### REQUIRED ACTION
Would you write out every entry exactly, but without the pictures?
** Opening STORED DATA block **
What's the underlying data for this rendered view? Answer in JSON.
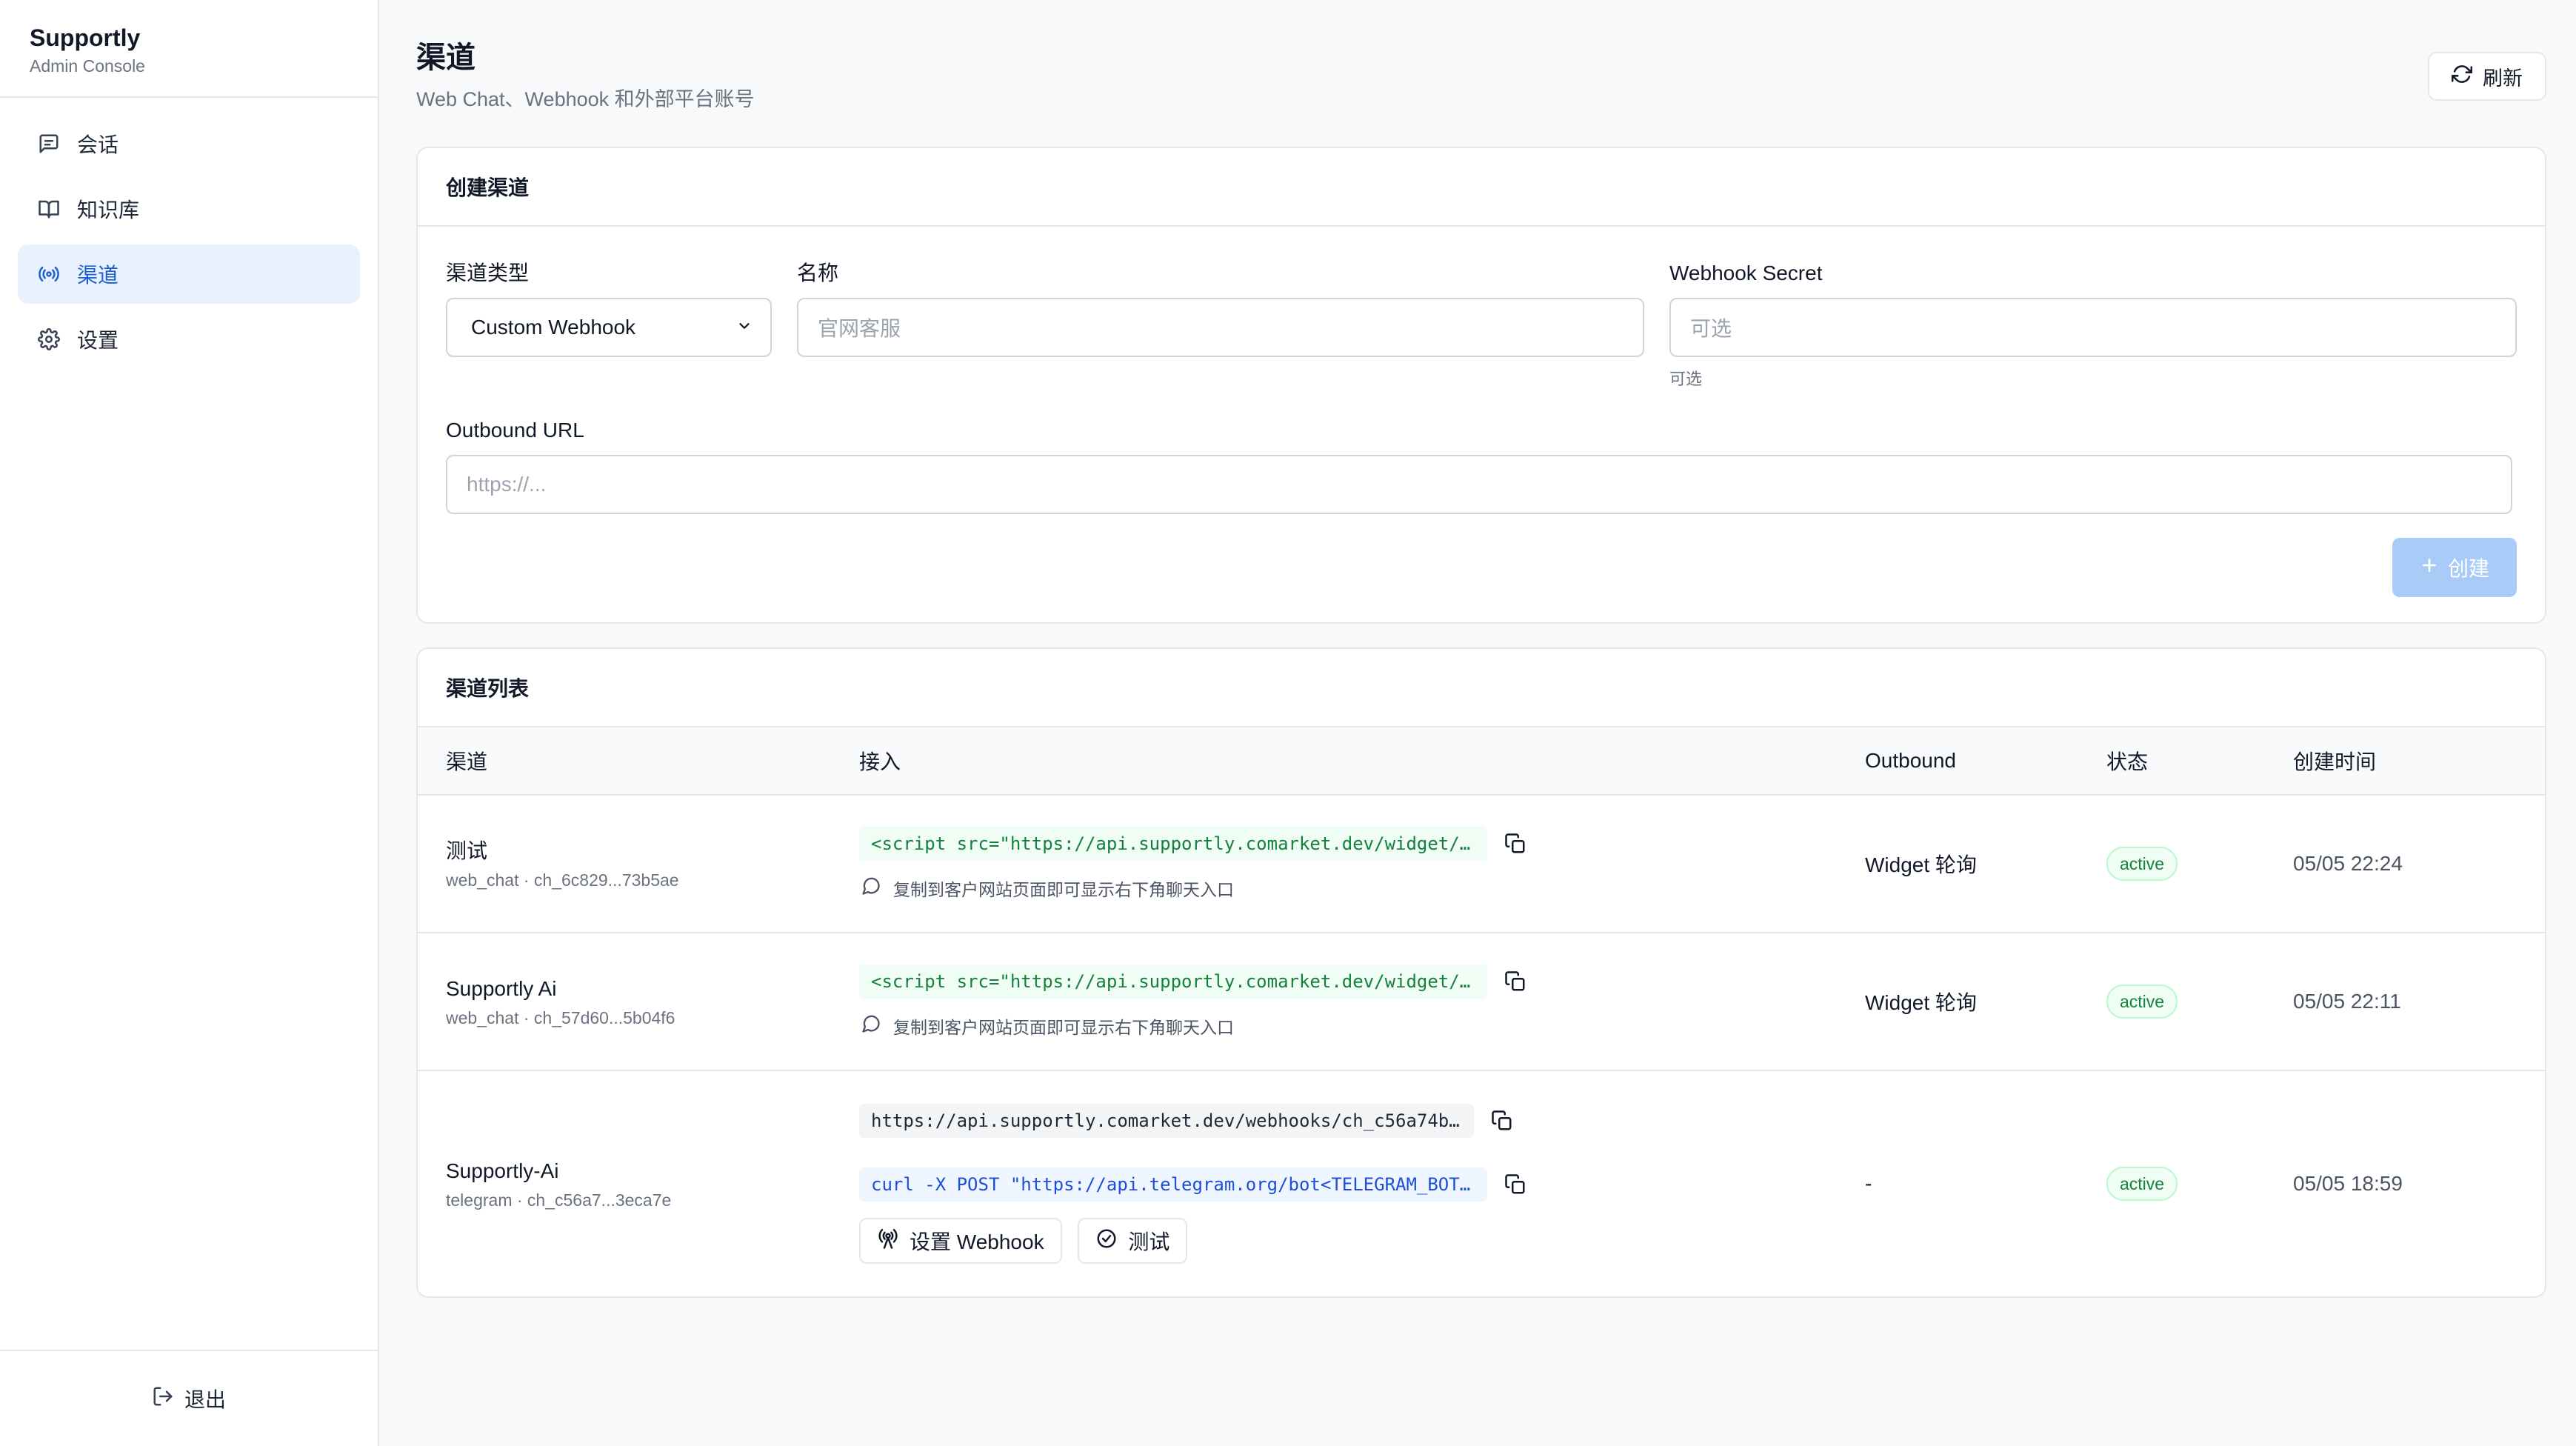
{
  "sidebar": {
    "brand_name": "Supportly",
    "brand_sub": "Admin Console",
    "items": [
      {
        "label": "会话",
        "icon": "message-icon"
      },
      {
        "label": "知识库",
        "icon": "book-icon"
      },
      {
        "label": "渠道",
        "icon": "radio-icon",
        "active": true
      },
      {
        "label": "设置",
        "icon": "gear-icon"
      }
    ],
    "logout_label": "退出"
  },
  "header": {
    "title": "渠道",
    "subtitle": "Web Chat、Webhook 和外部平台账号",
    "refresh_label": "刷新"
  },
  "create": {
    "title": "创建渠道",
    "type_label": "渠道类型",
    "type_value": "Custom Webhook",
    "name_label": "名称",
    "name_placeholder": "官网客服",
    "secret_label": "Webhook Secret",
    "secret_placeholder": "可选",
    "secret_hint": "可选",
    "outbound_label": "Outbound URL",
    "outbound_placeholder": "https://...",
    "create_label": "创建"
  },
  "list": {
    "title": "渠道列表",
    "columns": [
      "渠道",
      "接入",
      "Outbound",
      "状态",
      "创建时间"
    ],
    "rows": [
      {
        "name": "测试",
        "meta": "web_chat · ch_6c829...73b5ae",
        "code": "<script src=\"https://api.supportly.comarket.dev/widget/…",
        "note": "复制到客户网站页面即可显示右下角聊天入口",
        "outbound": "Widget 轮询",
        "status": "active",
        "created": "05/05 22:24"
      },
      {
        "name": "Supportly Ai",
        "meta": "web_chat · ch_57d60...5b04f6",
        "code": "<script src=\"https://api.supportly.comarket.dev/widget/…",
        "note": "复制到客户网站页面即可显示右下角聊天入口",
        "outbound": "Widget 轮询",
        "status": "active",
        "created": "05/05 22:11"
      },
      {
        "name": "Supportly-Ai",
        "meta": "telegram · ch_c56a7...3eca7e",
        "webhook": "https://api.supportly.comarket.dev/webhooks/ch_c56a74b…",
        "curl": "curl -X POST \"https://api.telegram.org/bot<TELEGRAM_BOT…",
        "set_webhook_label": "设置 Webhook",
        "test_label": "测试",
        "outbound": "-",
        "status": "active",
        "created": "05/05 18:59"
      }
    ]
  },
  "colors": {
    "accent": "#1d5fd0",
    "active_nav_bg": "#e8f1fe",
    "create_button": "#a8cbf7",
    "status_green": "#15803d"
  }
}
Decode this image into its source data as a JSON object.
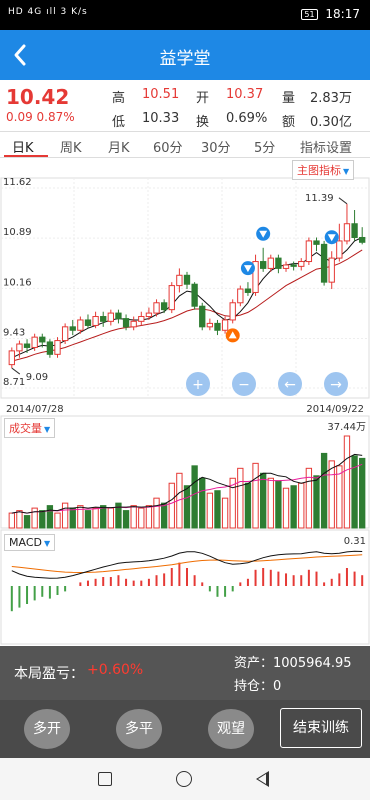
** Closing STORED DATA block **
### SOLUTION TO THIS EXERCISE
What's the underlying data for this rendered view? Answer in JSON.
{
  "sidebar": {
    "brand_name": "Supportly",
    "brand_sub": "Admin Console",
    "items": [
      {
        "label": "会话",
        "icon": "message-icon"
      },
      {
        "label": "知识库",
        "icon": "book-icon"
      },
      {
        "label": "渠道",
        "icon": "radio-icon",
        "active": true
      },
      {
        "label": "设置",
        "icon": "gear-icon"
      }
    ],
    "logout_label": "退出"
  },
  "header": {
    "title": "渠道",
    "subtitle": "Web Chat、Webhook 和外部平台账号",
    "refresh_label": "刷新"
  },
  "create": {
    "title": "创建渠道",
    "type_label": "渠道类型",
    "type_value": "Custom Webhook",
    "name_label": "名称",
    "name_placeholder": "官网客服",
    "secret_label": "Webhook Secret",
    "secret_placeholder": "可选",
    "secret_hint": "可选",
    "outbound_label": "Outbound URL",
    "outbound_placeholder": "https://...",
    "create_label": "创建"
  },
  "list": {
    "title": "渠道列表",
    "columns": [
      "渠道",
      "接入",
      "Outbound",
      "状态",
      "创建时间"
    ],
    "rows": [
      {
        "name": "测试",
        "meta": "web_chat · ch_6c829...73b5ae",
        "code": "<script src=\"https://api.supportly.comarket.dev/widget/…",
        "note": "复制到客户网站页面即可显示右下角聊天入口",
        "outbound": "Widget 轮询",
        "status": "active",
        "created": "05/05 22:24"
      },
      {
        "name": "Supportly Ai",
        "meta": "web_chat · ch_57d60...5b04f6",
        "code": "<script src=\"https://api.supportly.comarket.dev/widget/…",
        "note": "复制到客户网站页面即可显示右下角聊天入口",
        "outbound": "Widget 轮询",
        "status": "active",
        "created": "05/05 22:11"
      },
      {
        "name": "Supportly-Ai",
        "meta": "telegram · ch_c56a7...3eca7e",
        "webhook": "https://api.supportly.comarket.dev/webhooks/ch_c56a74b…",
        "curl": "curl -X POST \"https://api.telegram.org/bot<TELEGRAM_BOT…",
        "set_webhook_label": "设置 Webhook",
        "test_label": "测试",
        "outbound": "-",
        "status": "active",
        "created": "05/05 18:59"
      }
    ]
  },
  "colors": {
    "accent": "#1d5fd0",
    "active_nav_bg": "#e8f1fe",
    "create_button": "#a8cbf7",
    "status_green": "#15803d"
  }
}
Decode this image into its source data as a JSON object.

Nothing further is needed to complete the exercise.